--- Exercise instructions ---
Please reproduce every entry, keeping each one exact.
(Data extracts)
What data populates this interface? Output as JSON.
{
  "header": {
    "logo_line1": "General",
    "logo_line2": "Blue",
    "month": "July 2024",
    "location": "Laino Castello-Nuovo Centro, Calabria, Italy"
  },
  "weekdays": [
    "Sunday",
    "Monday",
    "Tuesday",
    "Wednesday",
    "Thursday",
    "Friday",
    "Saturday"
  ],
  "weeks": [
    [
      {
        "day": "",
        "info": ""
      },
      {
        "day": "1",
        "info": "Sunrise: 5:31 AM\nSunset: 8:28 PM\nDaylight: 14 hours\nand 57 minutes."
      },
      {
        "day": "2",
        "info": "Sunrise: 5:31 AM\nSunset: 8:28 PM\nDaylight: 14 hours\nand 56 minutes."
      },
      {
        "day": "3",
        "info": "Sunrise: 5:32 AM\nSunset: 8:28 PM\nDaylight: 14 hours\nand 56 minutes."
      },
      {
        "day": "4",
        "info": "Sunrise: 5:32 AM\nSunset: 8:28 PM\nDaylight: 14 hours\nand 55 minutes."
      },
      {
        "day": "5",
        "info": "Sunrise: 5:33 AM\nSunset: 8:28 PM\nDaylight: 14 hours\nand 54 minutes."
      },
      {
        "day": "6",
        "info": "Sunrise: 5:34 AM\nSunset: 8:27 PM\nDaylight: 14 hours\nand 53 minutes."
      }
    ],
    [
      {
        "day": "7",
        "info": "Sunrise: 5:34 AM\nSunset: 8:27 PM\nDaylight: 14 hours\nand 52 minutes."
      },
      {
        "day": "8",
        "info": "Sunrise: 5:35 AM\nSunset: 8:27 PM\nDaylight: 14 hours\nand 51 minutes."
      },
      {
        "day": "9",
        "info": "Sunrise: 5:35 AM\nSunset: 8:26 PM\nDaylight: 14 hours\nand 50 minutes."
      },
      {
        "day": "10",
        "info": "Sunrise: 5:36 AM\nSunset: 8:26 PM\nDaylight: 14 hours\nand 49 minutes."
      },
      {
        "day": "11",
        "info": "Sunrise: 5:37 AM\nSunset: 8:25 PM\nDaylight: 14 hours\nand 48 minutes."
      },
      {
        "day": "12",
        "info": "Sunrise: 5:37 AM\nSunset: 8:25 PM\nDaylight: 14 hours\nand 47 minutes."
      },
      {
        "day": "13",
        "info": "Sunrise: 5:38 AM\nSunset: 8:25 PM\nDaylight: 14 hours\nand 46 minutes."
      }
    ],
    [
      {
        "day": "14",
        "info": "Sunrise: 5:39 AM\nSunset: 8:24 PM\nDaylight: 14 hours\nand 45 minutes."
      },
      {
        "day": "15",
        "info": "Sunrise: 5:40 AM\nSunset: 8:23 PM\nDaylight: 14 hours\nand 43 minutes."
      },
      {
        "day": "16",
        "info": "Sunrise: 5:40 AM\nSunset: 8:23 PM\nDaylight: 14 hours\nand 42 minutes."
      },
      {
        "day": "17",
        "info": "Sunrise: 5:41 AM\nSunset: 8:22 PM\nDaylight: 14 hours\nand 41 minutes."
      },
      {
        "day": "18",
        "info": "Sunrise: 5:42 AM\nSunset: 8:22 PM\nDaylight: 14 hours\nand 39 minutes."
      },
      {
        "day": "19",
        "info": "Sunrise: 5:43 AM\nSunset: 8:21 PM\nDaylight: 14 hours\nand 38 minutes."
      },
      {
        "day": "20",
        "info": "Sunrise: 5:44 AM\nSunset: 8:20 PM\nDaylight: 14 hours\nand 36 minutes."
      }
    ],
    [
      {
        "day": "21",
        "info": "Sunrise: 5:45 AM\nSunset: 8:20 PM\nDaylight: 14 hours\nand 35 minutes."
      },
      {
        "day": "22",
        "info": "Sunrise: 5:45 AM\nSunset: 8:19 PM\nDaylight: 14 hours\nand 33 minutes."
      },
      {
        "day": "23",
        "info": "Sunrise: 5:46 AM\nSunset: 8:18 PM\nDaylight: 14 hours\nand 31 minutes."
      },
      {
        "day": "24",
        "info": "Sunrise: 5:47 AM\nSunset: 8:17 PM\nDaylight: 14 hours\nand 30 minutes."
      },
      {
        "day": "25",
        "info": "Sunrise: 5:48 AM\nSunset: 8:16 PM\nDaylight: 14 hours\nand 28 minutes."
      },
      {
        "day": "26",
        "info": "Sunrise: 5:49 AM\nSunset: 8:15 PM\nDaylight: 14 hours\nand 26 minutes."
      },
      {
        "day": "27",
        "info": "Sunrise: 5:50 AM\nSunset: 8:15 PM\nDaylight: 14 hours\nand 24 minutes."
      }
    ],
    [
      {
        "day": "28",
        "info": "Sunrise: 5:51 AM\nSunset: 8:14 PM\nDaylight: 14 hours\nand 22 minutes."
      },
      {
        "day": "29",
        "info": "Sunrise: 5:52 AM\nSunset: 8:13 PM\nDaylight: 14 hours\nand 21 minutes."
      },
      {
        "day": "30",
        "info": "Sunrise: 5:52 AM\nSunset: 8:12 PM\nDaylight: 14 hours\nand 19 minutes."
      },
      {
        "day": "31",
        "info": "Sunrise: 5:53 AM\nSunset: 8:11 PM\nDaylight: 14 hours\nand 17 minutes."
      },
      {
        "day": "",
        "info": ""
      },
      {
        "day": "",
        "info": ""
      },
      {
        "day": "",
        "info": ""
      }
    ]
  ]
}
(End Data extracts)
--- Worked solution ---
What data populates this interface? Output as JSON.
{
  "header": {
    "logo_line1": "General",
    "logo_line2": "Blue",
    "month": "July 2024",
    "location": "Laino Castello-Nuovo Centro, Calabria, Italy"
  },
  "weekdays": [
    "Sunday",
    "Monday",
    "Tuesday",
    "Wednesday",
    "Thursday",
    "Friday",
    "Saturday"
  ],
  "weeks": [
    [
      {
        "day": "",
        "info": ""
      },
      {
        "day": "1",
        "info": "Sunrise: 5:31 AM\nSunset: 8:28 PM\nDaylight: 14 hours\nand 57 minutes."
      },
      {
        "day": "2",
        "info": "Sunrise: 5:31 AM\nSunset: 8:28 PM\nDaylight: 14 hours\nand 56 minutes."
      },
      {
        "day": "3",
        "info": "Sunrise: 5:32 AM\nSunset: 8:28 PM\nDaylight: 14 hours\nand 56 minutes."
      },
      {
        "day": "4",
        "info": "Sunrise: 5:32 AM\nSunset: 8:28 PM\nDaylight: 14 hours\nand 55 minutes."
      },
      {
        "day": "5",
        "info": "Sunrise: 5:33 AM\nSunset: 8:28 PM\nDaylight: 14 hours\nand 54 minutes."
      },
      {
        "day": "6",
        "info": "Sunrise: 5:34 AM\nSunset: 8:27 PM\nDaylight: 14 hours\nand 53 minutes."
      }
    ],
    [
      {
        "day": "7",
        "info": "Sunrise: 5:34 AM\nSunset: 8:27 PM\nDaylight: 14 hours\nand 52 minutes."
      },
      {
        "day": "8",
        "info": "Sunrise: 5:35 AM\nSunset: 8:27 PM\nDaylight: 14 hours\nand 51 minutes."
      },
      {
        "day": "9",
        "info": "Sunrise: 5:35 AM\nSunset: 8:26 PM\nDaylight: 14 hours\nand 50 minutes."
      },
      {
        "day": "10",
        "info": "Sunrise: 5:36 AM\nSunset: 8:26 PM\nDaylight: 14 hours\nand 49 minutes."
      },
      {
        "day": "11",
        "info": "Sunrise: 5:37 AM\nSunset: 8:25 PM\nDaylight: 14 hours\nand 48 minutes."
      },
      {
        "day": "12",
        "info": "Sunrise: 5:37 AM\nSunset: 8:25 PM\nDaylight: 14 hours\nand 47 minutes."
      },
      {
        "day": "13",
        "info": "Sunrise: 5:38 AM\nSunset: 8:25 PM\nDaylight: 14 hours\nand 46 minutes."
      }
    ],
    [
      {
        "day": "14",
        "info": "Sunrise: 5:39 AM\nSunset: 8:24 PM\nDaylight: 14 hours\nand 45 minutes."
      },
      {
        "day": "15",
        "info": "Sunrise: 5:40 AM\nSunset: 8:23 PM\nDaylight: 14 hours\nand 43 minutes."
      },
      {
        "day": "16",
        "info": "Sunrise: 5:40 AM\nSunset: 8:23 PM\nDaylight: 14 hours\nand 42 minutes."
      },
      {
        "day": "17",
        "info": "Sunrise: 5:41 AM\nSunset: 8:22 PM\nDaylight: 14 hours\nand 41 minutes."
      },
      {
        "day": "18",
        "info": "Sunrise: 5:42 AM\nSunset: 8:22 PM\nDaylight: 14 hours\nand 39 minutes."
      },
      {
        "day": "19",
        "info": "Sunrise: 5:43 AM\nSunset: 8:21 PM\nDaylight: 14 hours\nand 38 minutes."
      },
      {
        "day": "20",
        "info": "Sunrise: 5:44 AM\nSunset: 8:20 PM\nDaylight: 14 hours\nand 36 minutes."
      }
    ],
    [
      {
        "day": "21",
        "info": "Sunrise: 5:45 AM\nSunset: 8:20 PM\nDaylight: 14 hours\nand 35 minutes."
      },
      {
        "day": "22",
        "info": "Sunrise: 5:45 AM\nSunset: 8:19 PM\nDaylight: 14 hours\nand 33 minutes."
      },
      {
        "day": "23",
        "info": "Sunrise: 5:46 AM\nSunset: 8:18 PM\nDaylight: 14 hours\nand 31 minutes."
      },
      {
        "day": "24",
        "info": "Sunrise: 5:47 AM\nSunset: 8:17 PM\nDaylight: 14 hours\nand 30 minutes."
      },
      {
        "day": "25",
        "info": "Sunrise: 5:48 AM\nSunset: 8:16 PM\nDaylight: 14 hours\nand 28 minutes."
      },
      {
        "day": "26",
        "info": "Sunrise: 5:49 AM\nSunset: 8:15 PM\nDaylight: 14 hours\nand 26 minutes."
      },
      {
        "day": "27",
        "info": "Sunrise: 5:50 AM\nSunset: 8:15 PM\nDaylight: 14 hours\nand 24 minutes."
      }
    ],
    [
      {
        "day": "28",
        "info": "Sunrise: 5:51 AM\nSunset: 8:14 PM\nDaylight: 14 hours\nand 22 minutes."
      },
      {
        "day": "29",
        "info": "Sunrise: 5:52 AM\nSunset: 8:13 PM\nDaylight: 14 hours\nand 21 minutes."
      },
      {
        "day": "30",
        "info": "Sunrise: 5:52 AM\nSunset: 8:12 PM\nDaylight: 14 hours\nand 19 minutes."
      },
      {
        "day": "31",
        "info": "Sunrise: 5:53 AM\nSunset: 8:11 PM\nDaylight: 14 hours\nand 17 minutes."
      },
      {
        "day": "",
        "info": ""
      },
      {
        "day": "",
        "info": ""
      },
      {
        "day": "",
        "info": ""
      }
    ]
  ]
}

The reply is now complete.